Source information >>
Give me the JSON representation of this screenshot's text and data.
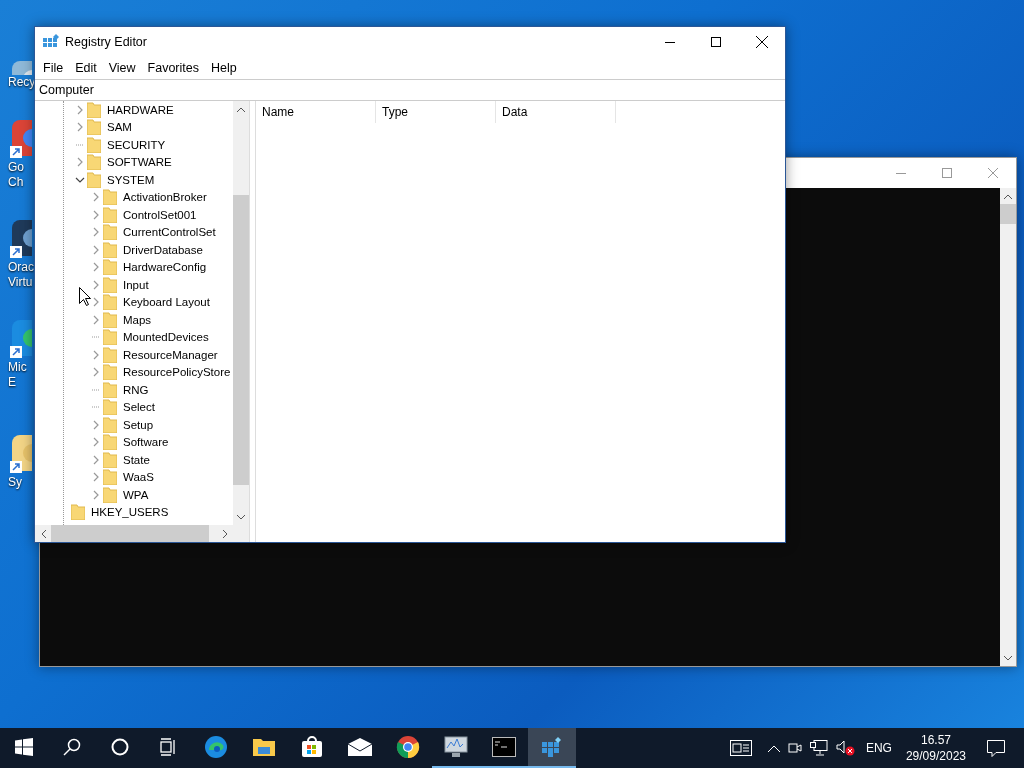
{
  "desktop_icons": [
    {
      "lines": [
        "Recy"
      ]
    },
    {
      "lines": [
        "Go",
        "Ch"
      ]
    },
    {
      "lines": [
        "Orac",
        "Virtu"
      ]
    },
    {
      "lines": [
        "Mic",
        "E"
      ]
    },
    {
      "lines": [
        "Sy"
      ]
    }
  ],
  "console_window": {
    "active": false
  },
  "registry_window": {
    "title": "Registry Editor",
    "menu": [
      "File",
      "Edit",
      "View",
      "Favorites",
      "Help"
    ],
    "address": "Computer",
    "tree": [
      {
        "label": "HARDWARE",
        "expandable": true
      },
      {
        "label": "SAM",
        "expandable": true
      },
      {
        "label": "SECURITY",
        "expandable": false
      },
      {
        "label": "SOFTWARE",
        "expandable": true
      },
      {
        "label": "SYSTEM",
        "expandable": true,
        "expanded": true,
        "children": [
          {
            "label": "ActivationBroker",
            "expandable": true
          },
          {
            "label": "ControlSet001",
            "expandable": true
          },
          {
            "label": "CurrentControlSet",
            "expandable": true
          },
          {
            "label": "DriverDatabase",
            "expandable": true
          },
          {
            "label": "HardwareConfig",
            "expandable": true
          },
          {
            "label": "Input",
            "expandable": true
          },
          {
            "label": "Keyboard Layout",
            "expandable": true
          },
          {
            "label": "Maps",
            "expandable": true
          },
          {
            "label": "MountedDevices",
            "expandable": false
          },
          {
            "label": "ResourceManager",
            "expandable": true
          },
          {
            "label": "ResourcePolicyStore",
            "expandable": true
          },
          {
            "label": "RNG",
            "expandable": false
          },
          {
            "label": "Select",
            "expandable": false
          },
          {
            "label": "Setup",
            "expandable": true
          },
          {
            "label": "Software",
            "expandable": true
          },
          {
            "label": "State",
            "expandable": true
          },
          {
            "label": "WaaS",
            "expandable": true
          },
          {
            "label": "WPA",
            "expandable": true
          }
        ]
      }
    ],
    "tree_after": {
      "label": "HKEY_USERS"
    },
    "columns": [
      "Name",
      "Type",
      "Data"
    ]
  },
  "taskbar": {
    "apps": [
      {
        "kind": "edge",
        "running": false,
        "selected": false
      },
      {
        "kind": "explorer",
        "running": false,
        "selected": false
      },
      {
        "kind": "store",
        "running": false,
        "selected": false
      },
      {
        "kind": "mail",
        "running": false,
        "selected": false
      },
      {
        "kind": "chrome",
        "running": false,
        "selected": false
      },
      {
        "kind": "monitor",
        "running": true,
        "selected": false
      },
      {
        "kind": "terminal",
        "running": true,
        "selected": false
      },
      {
        "kind": "regedit",
        "running": true,
        "selected": true
      }
    ],
    "language": "ENG",
    "time": "16.57",
    "date": "29/09/2023"
  }
}
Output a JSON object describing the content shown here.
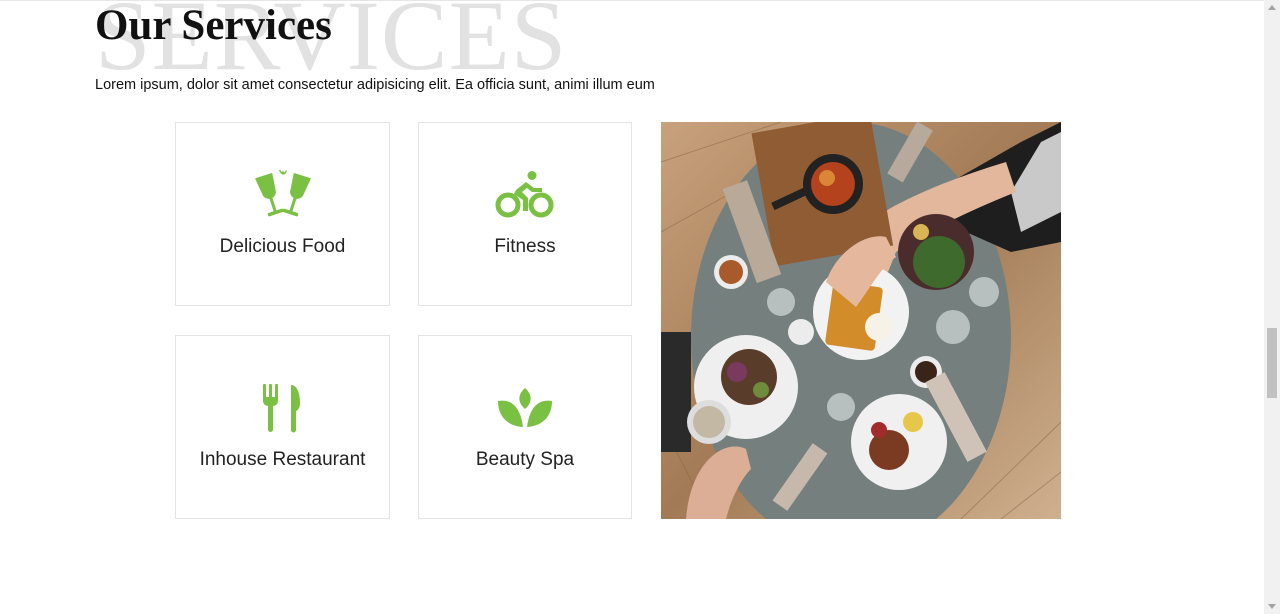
{
  "section": {
    "watermark": "SERVICES",
    "title": "Our Services",
    "description": "Lorem ipsum, dolor sit amet consectetur adipisicing elit. Ea officia sunt, animi illum eum"
  },
  "services": [
    {
      "label": "Delicious Food",
      "icon": "cheers-glasses-icon"
    },
    {
      "label": "Fitness",
      "icon": "bicycle-rider-icon"
    },
    {
      "label": "Inhouse Restaurant",
      "icon": "fork-knife-icon"
    },
    {
      "label": "Beauty Spa",
      "icon": "lotus-leaf-icon"
    }
  ],
  "image": {
    "subject": "food-table-photo"
  },
  "colors": {
    "accent": "#79c043",
    "border": "#e4e4e4",
    "text": "#222222",
    "watermark": "#e2e2e2"
  }
}
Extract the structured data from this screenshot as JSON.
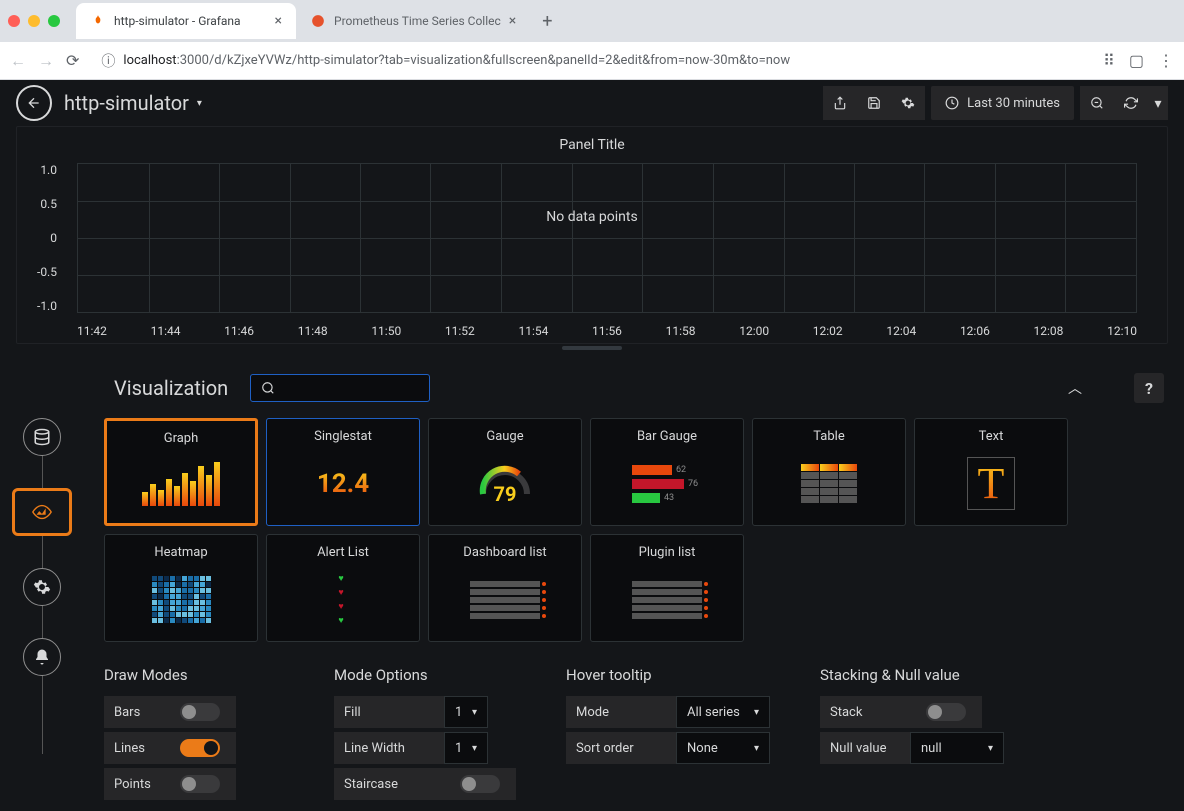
{
  "browser": {
    "tabs": [
      {
        "title": "http-simulator - Grafana",
        "active": true
      },
      {
        "title": "Prometheus Time Series Collec",
        "active": false
      }
    ],
    "url_host": "localhost",
    "url_port": ":3000",
    "url_path": "/d/kZjxeYVWz/http-simulator?tab=visualization&fullscreen&panelId=2&edit&from=now-30m&to=now"
  },
  "header": {
    "dashboard_title": "http-simulator",
    "time_range": "Last 30 minutes"
  },
  "panel": {
    "title": "Panel Title",
    "no_data": "No data points"
  },
  "chart_data": {
    "type": "line",
    "title": "Panel Title",
    "series": [],
    "ylim": [
      -1.0,
      1.0
    ],
    "y_ticks": [
      "1.0",
      "0.5",
      "0",
      "-0.5",
      "-1.0"
    ],
    "x_ticks": [
      "11:42",
      "11:44",
      "11:46",
      "11:48",
      "11:50",
      "11:52",
      "11:54",
      "11:56",
      "11:58",
      "12:00",
      "12:02",
      "12:04",
      "12:06",
      "12:08",
      "12:10"
    ],
    "message": "No data points"
  },
  "editor": {
    "tab": "Visualization",
    "help": "?",
    "viz_types": {
      "graph": "Graph",
      "singlestat": "Singlestat",
      "singlestat_value": "12.4",
      "gauge": "Gauge",
      "gauge_value": "79",
      "bar_gauge": "Bar Gauge",
      "bar_gauge_v1": "62",
      "bar_gauge_v2": "76",
      "bar_gauge_v3": "43",
      "table": "Table",
      "text": "Text",
      "heatmap": "Heatmap",
      "alert_list": "Alert List",
      "dashboard_list": "Dashboard list",
      "plugin_list": "Plugin list"
    }
  },
  "options": {
    "draw_modes": {
      "title": "Draw Modes",
      "bars": "Bars",
      "lines": "Lines",
      "points": "Points"
    },
    "mode_options": {
      "title": "Mode Options",
      "fill": "Fill",
      "fill_value": "1",
      "line_width": "Line Width",
      "line_width_value": "1",
      "staircase": "Staircase"
    },
    "hover": {
      "title": "Hover tooltip",
      "mode": "Mode",
      "mode_value": "All series",
      "sort": "Sort order",
      "sort_value": "None"
    },
    "stacking": {
      "title": "Stacking & Null value",
      "stack": "Stack",
      "null_value": "Null value",
      "null_value_value": "null"
    }
  }
}
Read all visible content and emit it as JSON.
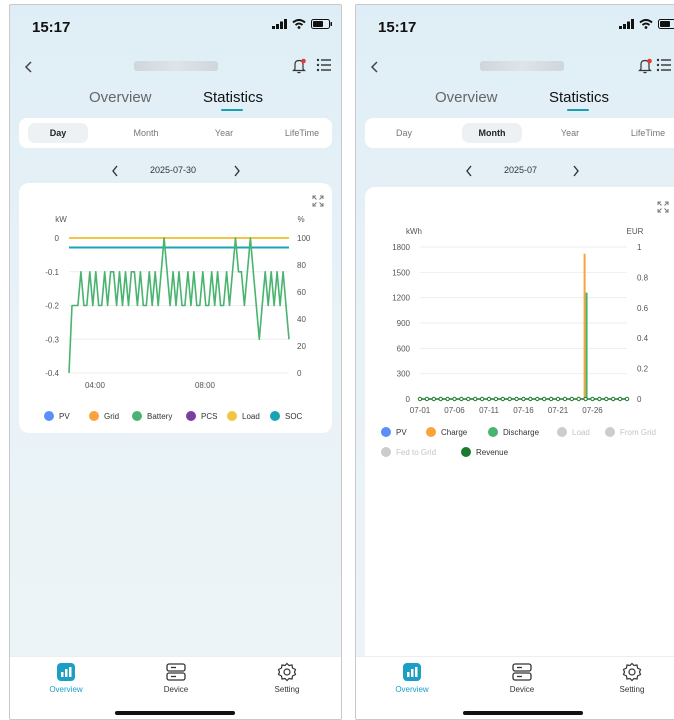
{
  "status_time": "15:17",
  "top_tabs": [
    "Overview",
    "Statistics"
  ],
  "period_tabs": [
    "Day",
    "Month",
    "Year",
    "LifeTime"
  ],
  "colors": {
    "accent": "#18a0b0",
    "pv": "#5b8ff9",
    "grid": "#f7a43a",
    "battery": "#49b46f",
    "pcs": "#7b3fa0",
    "load": "#f4c542",
    "soc": "#1aa3b8",
    "revenue": "#1a7a2e",
    "dim": "#cccccc"
  },
  "icons": {
    "back": "chevron-left-icon",
    "bell": "bell-icon",
    "menu": "list-icon",
    "expand": "expand-icon",
    "overview": "chart-icon",
    "device": "device-icon",
    "setting": "gear-icon"
  },
  "bottom_nav": [
    "Overview",
    "Device",
    "Setting"
  ],
  "day_view": {
    "active_tab": "Day",
    "date": "2025-07-30",
    "chart_data": {
      "type": "line",
      "y_left_label": "kW",
      "y_right_label": "%",
      "y_left_ticks": [
        "0",
        "-0.1",
        "-0.2",
        "-0.3",
        "-0.4"
      ],
      "y_right_ticks": [
        "100",
        "80",
        "60",
        "40",
        "20",
        "0"
      ],
      "x_ticks": [
        "04:00",
        "08:00"
      ],
      "ylim_left": [
        -0.4,
        0
      ],
      "ylim_right": [
        0,
        100
      ],
      "series": [
        {
          "name": "Load",
          "axis": "left",
          "values_const": 0
        },
        {
          "name": "SOC",
          "axis": "right",
          "values_const": 93
        },
        {
          "name": "Battery",
          "axis": "left",
          "values": [
            -0.4,
            -0.2,
            -0.2,
            -0.2,
            -0.1,
            -0.2,
            -0.2,
            -0.1,
            -0.2,
            -0.1,
            -0.2,
            -0.2,
            -0.1,
            -0.2,
            -0.1,
            -0.1,
            -0.2,
            -0.1,
            -0.2,
            -0.1,
            -0.2,
            -0.1,
            -0.1,
            -0.2,
            -0.1,
            -0.2,
            -0.2,
            -0.1,
            -0.2,
            -0.1,
            -0.2,
            -0.1,
            0,
            -0.1,
            -0.2,
            -0.1,
            -0.2,
            -0.1,
            -0.2,
            -0.2,
            -0.1,
            -0.2,
            -0.1,
            -0.2,
            -0.2,
            -0.1,
            -0.2,
            -0.2,
            -0.1,
            -0.2,
            -0.1,
            -0.2,
            -0.2,
            -0.1,
            -0.2,
            -0.1,
            0,
            -0.1,
            -0.1,
            -0.2,
            -0.1,
            0,
            -0.1,
            -0.2,
            -0.3,
            -0.2,
            -0.1,
            -0.2,
            -0.1,
            -0.2,
            -0.1,
            -0.2,
            -0.1,
            -0.2,
            -0.3
          ]
        }
      ]
    },
    "legend": [
      {
        "name": "PV",
        "color": "#5b8ff9"
      },
      {
        "name": "Grid",
        "color": "#f7a43a"
      },
      {
        "name": "Battery",
        "color": "#49b46f"
      },
      {
        "name": "PCS",
        "color": "#7b3fa0"
      },
      {
        "name": "Load",
        "color": "#f4c542"
      },
      {
        "name": "SOC",
        "color": "#1aa3b8"
      }
    ]
  },
  "month_view": {
    "active_tab": "Month",
    "date": "2025-07",
    "chart_data": {
      "type": "bar",
      "y_left_label": "kWh",
      "y_right_label": "EUR",
      "y_left_ticks": [
        "1800",
        "1500",
        "1200",
        "900",
        "600",
        "300",
        "0"
      ],
      "y_right_ticks": [
        "1",
        "0.8",
        "0.6",
        "0.4",
        "0.2",
        "0"
      ],
      "x_ticks": [
        "07-01",
        "07-06",
        "07-11",
        "07-16",
        "07-21",
        "07-26"
      ],
      "ylim_left": [
        0,
        1800
      ],
      "ylim_right": [
        0,
        1
      ],
      "days": 31,
      "series": [
        {
          "name": "Charge",
          "day": 25,
          "value": 1720
        },
        {
          "name": "Discharge",
          "day": 25,
          "value": 1260
        },
        {
          "name": "Revenue",
          "values_const": 0
        }
      ]
    },
    "legend": [
      {
        "name": "PV",
        "color": "#5b8ff9",
        "dim": false
      },
      {
        "name": "Charge",
        "color": "#f7a43a",
        "dim": false
      },
      {
        "name": "Discharge",
        "color": "#49b46f",
        "dim": false
      },
      {
        "name": "Load",
        "color": "#cccccc",
        "dim": true
      },
      {
        "name": "From Grid",
        "color": "#cccccc",
        "dim": true
      },
      {
        "name": "Fed to Grid",
        "color": "#cccccc",
        "dim": true
      },
      {
        "name": "Revenue",
        "color": "#1a7a2e",
        "dim": false
      }
    ]
  }
}
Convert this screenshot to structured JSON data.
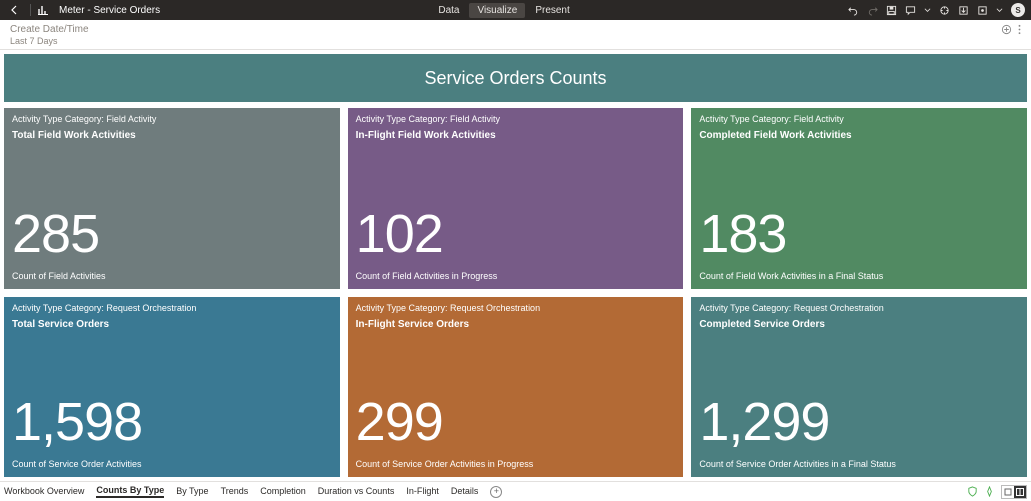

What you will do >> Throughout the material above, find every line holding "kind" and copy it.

Exercise result >>
        "kind": "edge",
        "kind": "explorer",
        "kind": "store",
        "kind": "mail",
        "kind": "chrome",
        "kind": "monitor",
        "kind": "terminal",
        "kind": "regedit",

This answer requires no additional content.